→ **Exercise details**
Set out each line from the following listing that includes the word "group".

→ **Listed records**
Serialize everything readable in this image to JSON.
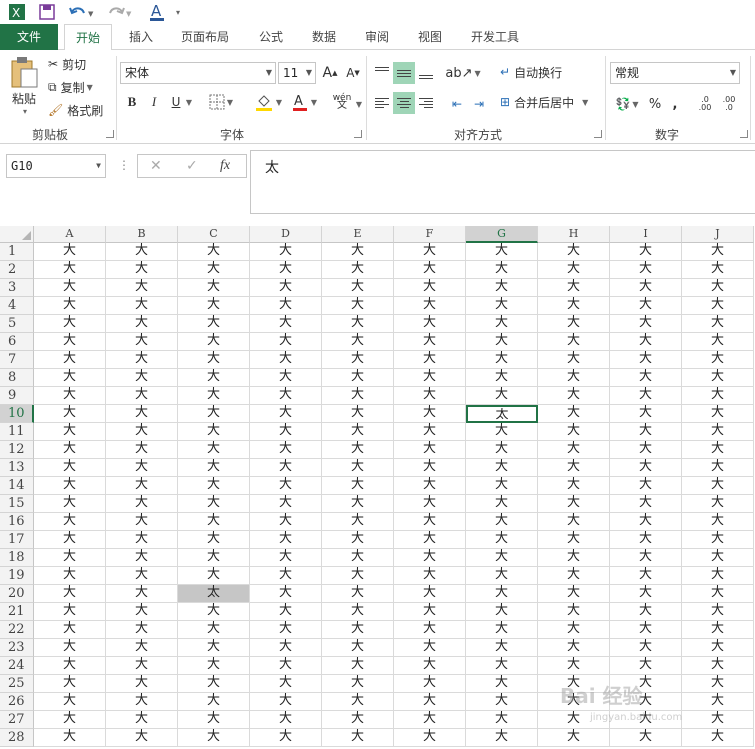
{
  "colors": {
    "accent": "#217346",
    "highlight": "#9fd5b7",
    "selected_cell_bg": "#c6c6c6",
    "font_underline_red": "#e02020",
    "fill_yellow": "#ffd800"
  },
  "qat": {
    "icons": [
      "excel-logo-icon",
      "save-icon",
      "undo-icon",
      "redo-icon",
      "font-color-qat-icon",
      "customize-qat-icon"
    ]
  },
  "tabs": [
    {
      "label": "文件",
      "kind": "file"
    },
    {
      "label": "开始",
      "kind": "active"
    },
    {
      "label": "插入"
    },
    {
      "label": "页面布局"
    },
    {
      "label": "公式"
    },
    {
      "label": "数据"
    },
    {
      "label": "审阅"
    },
    {
      "label": "视图"
    },
    {
      "label": "开发工具"
    }
  ],
  "ribbon": {
    "clipboard": {
      "paste": "粘贴",
      "cut": "剪切",
      "copy": "复制",
      "format_painter": "格式刷",
      "group": "剪贴板"
    },
    "font": {
      "name": "宋体",
      "size": "11",
      "bold": "B",
      "italic": "I",
      "underline": "U",
      "phonetic": "wén",
      "group": "字体"
    },
    "alignment": {
      "wrap": "自动换行",
      "merge": "合并后居中",
      "group": "对齐方式"
    },
    "number": {
      "format": "常规",
      "percent": "%",
      "comma": ",",
      "inc_dec": ".0 .00",
      "dec_dec": ".00 .0",
      "group": "数字"
    }
  },
  "formula_bar": {
    "name_box": "G10",
    "fx": "fx",
    "content": "太"
  },
  "sheet": {
    "columns": [
      "A",
      "B",
      "C",
      "D",
      "E",
      "F",
      "G",
      "H",
      "I",
      "J"
    ],
    "rows": [
      "1",
      "2",
      "3",
      "4",
      "5",
      "6",
      "7",
      "8",
      "9",
      "10",
      "11",
      "12",
      "13",
      "14",
      "15",
      "16",
      "17",
      "18",
      "19",
      "20",
      "21",
      "22",
      "23",
      "24",
      "25",
      "26",
      "27",
      "28"
    ],
    "default_value": "大",
    "special": [
      {
        "row": "10",
        "col": "G",
        "value": "太",
        "state": "active"
      },
      {
        "row": "20",
        "col": "C",
        "value": "太",
        "state": "highlight"
      }
    ],
    "selected_col": "G",
    "selected_row": "10",
    "highlight_col": "C",
    "highlight_row": "20"
  },
  "watermark": {
    "text": "Bai 经验",
    "sub": "jingyan.baidu.com"
  }
}
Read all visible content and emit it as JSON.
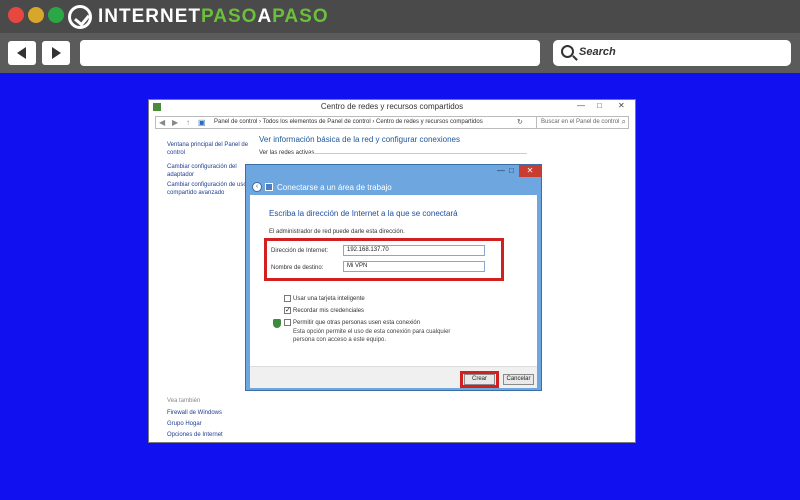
{
  "brand": {
    "name_part1": "INTERNET",
    "name_part2": "PASO",
    "name_part3": "A",
    "name_part4": "PASO"
  },
  "browser": {
    "search_placeholder": "Search"
  },
  "window": {
    "title": "Centro de redes y recursos compartidos",
    "controls": {
      "minimize": "—",
      "maximize": "□",
      "close": "✕"
    },
    "address": {
      "path": "Panel de control  ›  Todos los elementos de Panel de control  ›  Centro de redes y recursos compartidos",
      "search_placeholder": "Buscar en el Panel de control"
    },
    "sidebar": {
      "items": [
        {
          "label": "Ventana principal del Panel de control"
        },
        {
          "label": "Cambiar configuración del adaptador"
        },
        {
          "label": "Cambiar configuración de uso compartido avanzado"
        }
      ],
      "see_also": "Vea también",
      "see_also_items": [
        {
          "label": "Firewall de Windows"
        },
        {
          "label": "Grupo Hogar"
        },
        {
          "label": "Opciones de Internet"
        }
      ]
    },
    "main": {
      "heading": "Ver información básica de la red y configurar conexiones",
      "active_networks": "Ver las redes activas"
    }
  },
  "dialog": {
    "title": "Conectarse a un área de trabajo",
    "instruction": "Escriba la dirección de Internet a la que se conectará",
    "admin_note": "El administrador de red puede darle esta dirección.",
    "internet_address_label": "Dirección de Internet:",
    "internet_address_value": "192.168.137.70",
    "destination_name_label": "Nombre de destino:",
    "destination_name_value": "Mi VPN",
    "options": [
      {
        "label": "Usar una tarjeta inteligente",
        "checked": false
      },
      {
        "label": "Recordar mis credenciales",
        "checked": true
      },
      {
        "label": "Permitir que otras personas usen esta conexión",
        "checked": false
      }
    ],
    "allow_help": "Esta opción permite el uso de esta conexión para cualquier persona con acceso a este equipo.",
    "create_button": "Crear",
    "cancel_button": "Cancelar",
    "highlight_color": "#d21f1f"
  }
}
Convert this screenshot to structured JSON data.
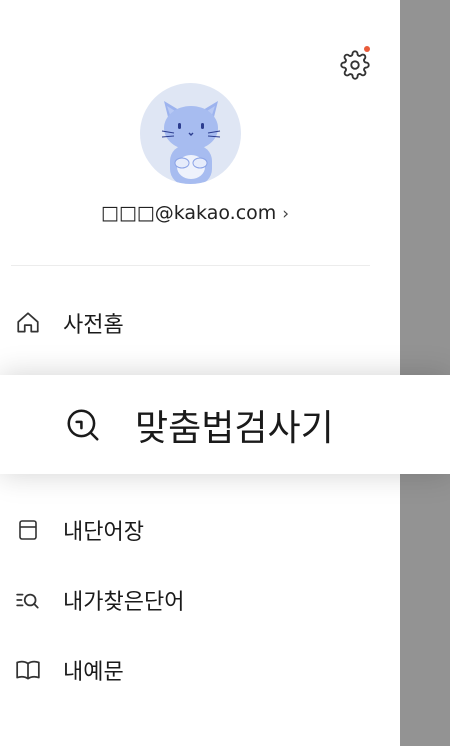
{
  "drawer": {
    "account": {
      "email": "□□□@kakao.com",
      "chevron": "›"
    },
    "settings": {
      "icon": "gear-icon",
      "has_notification": true,
      "notification_color": "#e95b3a"
    },
    "avatar": {
      "icon": "cat-avatar-icon",
      "bg_color": "#dfe6f4"
    }
  },
  "menu": [
    {
      "id": "home",
      "label": "사전홈",
      "icon": "home-icon"
    },
    {
      "id": "custom-grammar",
      "label": "맞춤법검사기",
      "icon": "search-check-icon",
      "highlighted": true
    },
    {
      "id": "wordbook",
      "label": "내단어장",
      "icon": "notebook-icon"
    },
    {
      "id": "search-history",
      "label": "내가찾은단어",
      "icon": "list-search-icon"
    },
    {
      "id": "examples",
      "label": "내예문",
      "icon": "open-book-icon"
    }
  ],
  "colors": {
    "scrim": "#939393",
    "text": "#1a1a1a"
  }
}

→ **Response to the exercise**
      "group": "剪贴板"
      "group": "字体"
      "group": "对齐方式"
      "group": "数字"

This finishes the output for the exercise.